→ **EXERCISE PROMPT**:
Output the records again verbatim.

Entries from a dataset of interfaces
*** Begin section ***

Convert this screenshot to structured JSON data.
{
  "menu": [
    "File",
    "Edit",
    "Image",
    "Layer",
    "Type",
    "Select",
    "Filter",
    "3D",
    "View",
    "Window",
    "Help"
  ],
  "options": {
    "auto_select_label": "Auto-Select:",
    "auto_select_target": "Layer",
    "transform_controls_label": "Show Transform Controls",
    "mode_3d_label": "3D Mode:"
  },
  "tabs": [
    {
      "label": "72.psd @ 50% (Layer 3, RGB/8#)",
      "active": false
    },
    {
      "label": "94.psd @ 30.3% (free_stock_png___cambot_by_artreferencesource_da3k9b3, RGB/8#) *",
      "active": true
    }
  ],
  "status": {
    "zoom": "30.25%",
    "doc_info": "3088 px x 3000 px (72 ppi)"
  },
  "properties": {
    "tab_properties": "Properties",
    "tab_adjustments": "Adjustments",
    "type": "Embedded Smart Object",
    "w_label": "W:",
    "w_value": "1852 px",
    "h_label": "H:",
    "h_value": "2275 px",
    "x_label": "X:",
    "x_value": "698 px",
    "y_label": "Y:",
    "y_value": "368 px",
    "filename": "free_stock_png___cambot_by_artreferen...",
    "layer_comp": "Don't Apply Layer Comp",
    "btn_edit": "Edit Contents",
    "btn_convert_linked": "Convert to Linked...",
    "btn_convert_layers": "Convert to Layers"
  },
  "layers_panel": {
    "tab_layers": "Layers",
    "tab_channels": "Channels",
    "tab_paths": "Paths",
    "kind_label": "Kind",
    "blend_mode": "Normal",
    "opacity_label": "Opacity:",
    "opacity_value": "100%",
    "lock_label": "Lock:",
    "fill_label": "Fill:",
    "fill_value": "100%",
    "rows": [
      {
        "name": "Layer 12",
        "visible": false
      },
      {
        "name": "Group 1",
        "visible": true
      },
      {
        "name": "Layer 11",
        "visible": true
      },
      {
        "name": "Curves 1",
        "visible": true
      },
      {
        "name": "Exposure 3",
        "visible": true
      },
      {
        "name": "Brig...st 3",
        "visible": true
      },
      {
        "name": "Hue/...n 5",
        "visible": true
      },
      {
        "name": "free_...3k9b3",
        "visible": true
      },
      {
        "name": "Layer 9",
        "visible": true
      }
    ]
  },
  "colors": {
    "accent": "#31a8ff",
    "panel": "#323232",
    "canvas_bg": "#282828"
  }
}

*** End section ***

→ **RESULT FOR THIS TASK**:
Convert this screenshot to structured JSON data.
{
  "menu": [
    "File",
    "Edit",
    "Image",
    "Layer",
    "Type",
    "Select",
    "Filter",
    "3D",
    "View",
    "Window",
    "Help"
  ],
  "options": {
    "auto_select_label": "Auto-Select:",
    "auto_select_target": "Layer",
    "transform_controls_label": "Show Transform Controls",
    "mode_3d_label": "3D Mode:"
  },
  "tabs": [
    {
      "label": "72.psd @ 50% (Layer 3, RGB/8#)",
      "active": false
    },
    {
      "label": "94.psd @ 30.3% (free_stock_png___cambot_by_artreferencesource_da3k9b3, RGB/8#) *",
      "active": true
    }
  ],
  "status": {
    "zoom": "30.25%",
    "doc_info": "3088 px x 3000 px (72 ppi)"
  },
  "properties": {
    "tab_properties": "Properties",
    "tab_adjustments": "Adjustments",
    "type": "Embedded Smart Object",
    "w_label": "W:",
    "w_value": "1852 px",
    "h_label": "H:",
    "h_value": "2275 px",
    "x_label": "X:",
    "x_value": "698 px",
    "y_label": "Y:",
    "y_value": "368 px",
    "filename": "free_stock_png___cambot_by_artreferen...",
    "layer_comp": "Don't Apply Layer Comp",
    "btn_edit": "Edit Contents",
    "btn_convert_linked": "Convert to Linked...",
    "btn_convert_layers": "Convert to Layers"
  },
  "layers_panel": {
    "tab_layers": "Layers",
    "tab_channels": "Channels",
    "tab_paths": "Paths",
    "kind_label": "Kind",
    "blend_mode": "Normal",
    "opacity_label": "Opacity:",
    "opacity_value": "100%",
    "lock_label": "Lock:",
    "fill_label": "Fill:",
    "fill_value": "100%",
    "rows": [
      {
        "name": "Layer 12",
        "visible": false
      },
      {
        "name": "Group 1",
        "visible": true
      },
      {
        "name": "Layer 11",
        "visible": true
      },
      {
        "name": "Curves 1",
        "visible": true
      },
      {
        "name": "Exposure 3",
        "visible": true
      },
      {
        "name": "Brig...st 3",
        "visible": true
      },
      {
        "name": "Hue/...n 5",
        "visible": true
      },
      {
        "name": "free_...3k9b3",
        "visible": true
      },
      {
        "name": "Layer 9",
        "visible": true
      }
    ]
  },
  "colors": {
    "accent": "#31a8ff",
    "panel": "#323232",
    "canvas_bg": "#282828"
  }
}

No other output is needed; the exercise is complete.